Russell 2000 Value Sector Performance
The “January Effect” indicates that a weak January, when U.S. large caps beat U.S. small caps, leads to a relative weak performance year for small caps. When small caps have trailed large caps in January, small caps have averaged a gain of 4.5% during the full year versus 9.0% for large caps. When the reverse is true, small caps have gained 19.3% against a 12.2% return from large caps.
After a strong rally in 2016, the R2KV cooled off in January, as the index declined -0.7%. The R2K and R2KG both posted positive performance, returning 0.4% and 1.6%, respectfully.
After the outsized return by Materials & Processing in 2016, its momentum continued as it was the best returning sector in the R2KV for January, driven by increasing metal prices. Energy and Financial Services’ good fortunes turned in January as oil prices declined during the month and banks’ hot performance cooled. REITs and Utilities, which tend to trade together due to their sensitivity to interest rates, traded in opposite directions. Utilities were up 1.3% while REITs traded down 1.2%. Biotechs were up nearly 5.3% in the R2KV and 7.3% in the R2KG, a large contributor to the R2KG’s outperformance against the R2KV, given the latter’s underweight.
Active managers had a solid showing in January after an abysmal 2016. Last year, only 10% of Value managers outperformed the index, which was the lowest figure since 2006, when only 7% outperformed the index. The following year, 85% of managers outperformed. In January, small cap managers had a good showing with 50% of core beating the index. Growth and Value managers fared better with 73% and 67% outperforming, respectively. This was a very good showing for Growth, even when biotechs, a perpetual underweight for managers, drove performance. On the other hand, Value, which also had a great showing in January, benefited from lackluster performance in banks, where managers are, on average, 6% underweight against the benchmark.

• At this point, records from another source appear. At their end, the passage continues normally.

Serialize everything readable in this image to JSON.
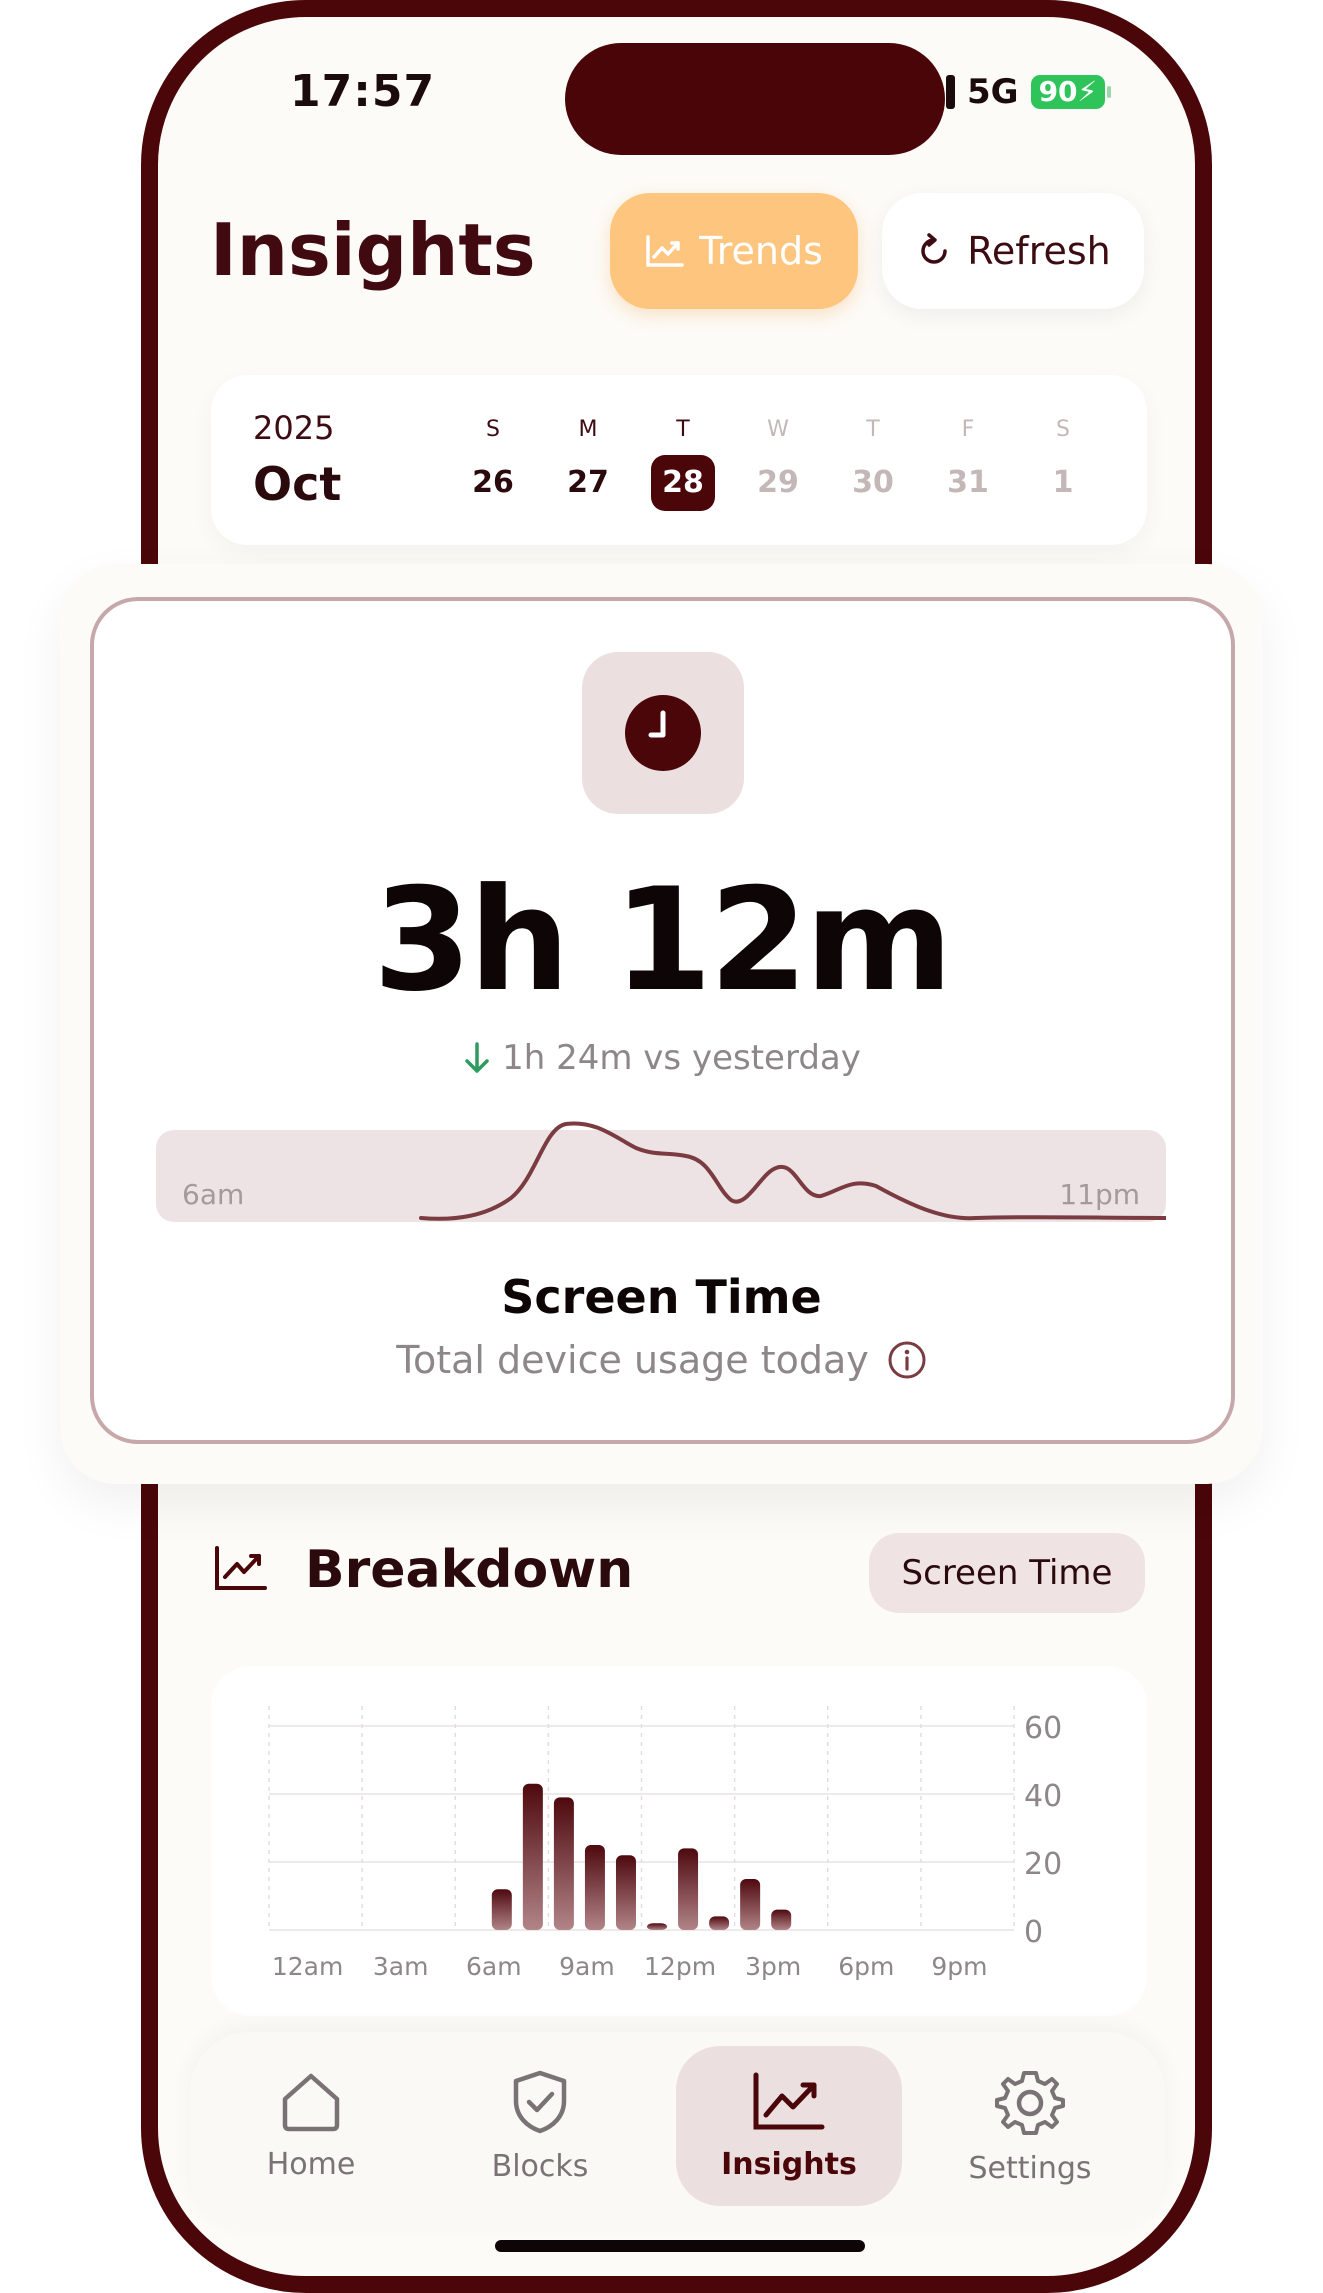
{
  "status_bar": {
    "time": "17:57",
    "network": "5G",
    "battery": "90"
  },
  "header": {
    "title": "Insights",
    "trends_label": "Trends",
    "refresh_label": "Refresh"
  },
  "calendar": {
    "year": "2025",
    "month": "Oct",
    "days": [
      {
        "letter": "S",
        "num": "26",
        "state": "past"
      },
      {
        "letter": "M",
        "num": "27",
        "state": "past"
      },
      {
        "letter": "T",
        "num": "28",
        "state": "selected"
      },
      {
        "letter": "W",
        "num": "29",
        "state": "future"
      },
      {
        "letter": "T",
        "num": "30",
        "state": "future"
      },
      {
        "letter": "F",
        "num": "31",
        "state": "future"
      },
      {
        "letter": "S",
        "num": "1",
        "state": "future"
      }
    ]
  },
  "summary": {
    "value": "3h 12m",
    "delta": "1h 24m vs yesterday",
    "range_start": "6am",
    "range_end": "11pm",
    "title": "Screen Time",
    "subtitle": "Total device usage today"
  },
  "breakdown": {
    "title": "Breakdown",
    "metric_pill": "Screen Time"
  },
  "chart_data": {
    "type": "bar",
    "x_tick_labels": [
      "12am",
      "3am",
      "6am",
      "9am",
      "12pm",
      "3pm",
      "6pm",
      "9pm"
    ],
    "y_ticks": [
      0,
      20,
      40,
      60
    ],
    "ylim": [
      0,
      60
    ],
    "categories": [
      "12am",
      "1am",
      "2am",
      "3am",
      "4am",
      "5am",
      "6am",
      "7am",
      "8am",
      "9am",
      "10am",
      "11am",
      "12pm",
      "1pm",
      "2pm",
      "3pm",
      "4pm",
      "5pm",
      "6pm",
      "7pm",
      "8pm",
      "9pm",
      "10pm",
      "11pm"
    ],
    "values": [
      0,
      0,
      0,
      0,
      0,
      0,
      0,
      12,
      43,
      39,
      25,
      22,
      2,
      24,
      4,
      15,
      6,
      0,
      0,
      0,
      0,
      0,
      0,
      0
    ],
    "grid": true
  },
  "tabs": [
    {
      "label": "Home",
      "icon": "home-icon"
    },
    {
      "label": "Blocks",
      "icon": "shield-check-icon"
    },
    {
      "label": "Insights",
      "icon": "chart-line-icon",
      "active": true
    },
    {
      "label": "Settings",
      "icon": "gear-icon"
    }
  ],
  "colors": {
    "accent": "#4a0609",
    "trends_button": "#fdc57d",
    "bar_top": "#4e090e",
    "bar_bottom": "#b18488",
    "battery": "#2fc45a"
  }
}
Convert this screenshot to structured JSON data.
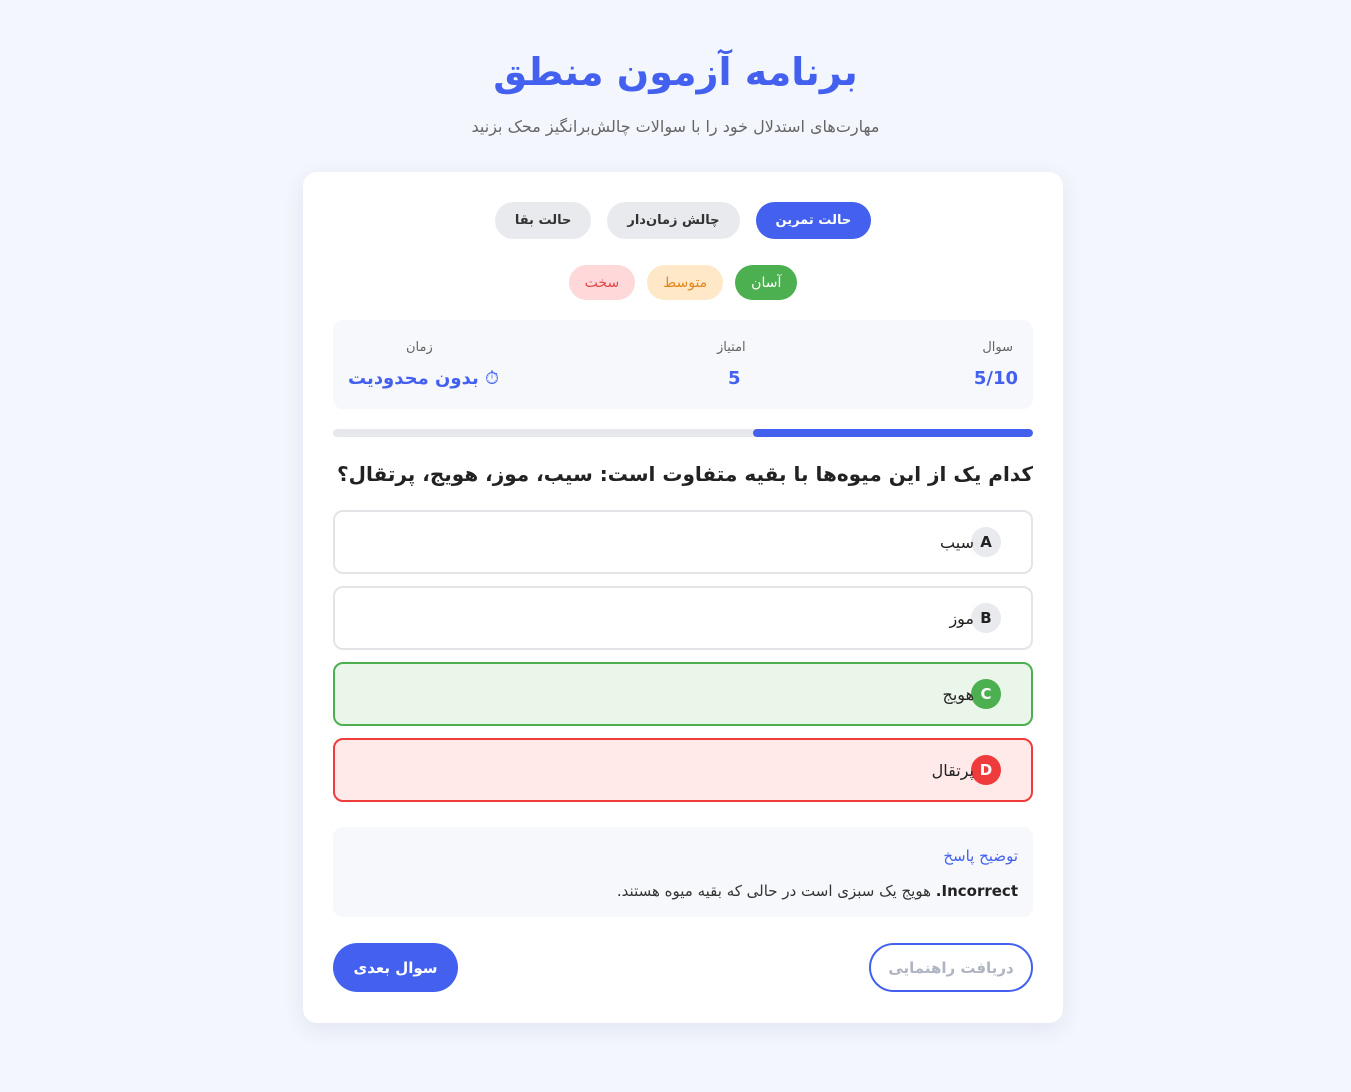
{
  "header": {
    "title": "برنامه آزمون منطق",
    "subtitle": "مهارت‌های استدلال خود را با سوالات چالش‌برانگیز محک بزنید"
  },
  "modes": [
    {
      "label": "حالت تمرین",
      "active": true
    },
    {
      "label": "چالش زمان‌دار",
      "active": false
    },
    {
      "label": "حالت بقا",
      "active": false
    }
  ],
  "levels": [
    {
      "label": "آسان",
      "active": true
    },
    {
      "label": "متوسط",
      "active": false
    },
    {
      "label": "سخت",
      "active": false
    }
  ],
  "stats": {
    "question_label": "سوال",
    "question_value": "5/10",
    "score_label": "امتیاز",
    "score_value": "5",
    "time_label": "زمان",
    "time_icon": "⏱",
    "time_value": "بدون محدودیت"
  },
  "progress": {
    "fraction": 0.4
  },
  "question": {
    "text": "کدام یک از این میوه‌ها با بقیه متفاوت است: سیب، موز، هویج، پرتقال؟",
    "options": [
      {
        "letter": "A",
        "text": "سیب",
        "state": "neutral"
      },
      {
        "letter": "B",
        "text": "موز",
        "state": "neutral"
      },
      {
        "letter": "C",
        "text": "هویج",
        "state": "correct"
      },
      {
        "letter": "D",
        "text": "پرتقال",
        "state": "wrong"
      }
    ]
  },
  "explanation": {
    "title": "توضیح پاسخ",
    "verdict": "Incorrect.",
    "text": " هویج یک سبزی است در حالی که بقیه میوه هستند."
  },
  "actions": {
    "hint_label": "دریافت راهنمایی",
    "next_label": "سوال بعدی"
  },
  "colors": {
    "accent": "#4361ee",
    "correct": "#4caf50",
    "wrong": "#ef3b3b",
    "background": "#f3f6fc"
  }
}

Volatility has been very low by historical standards, and saw its largest decline over a 12-week span following the election. This low volatility environment may not be sustainable with President Trump’s plethora of executive orders, coupled with the potential for the Fed not hitting their goal of three rate hikes this year. An increase in volatility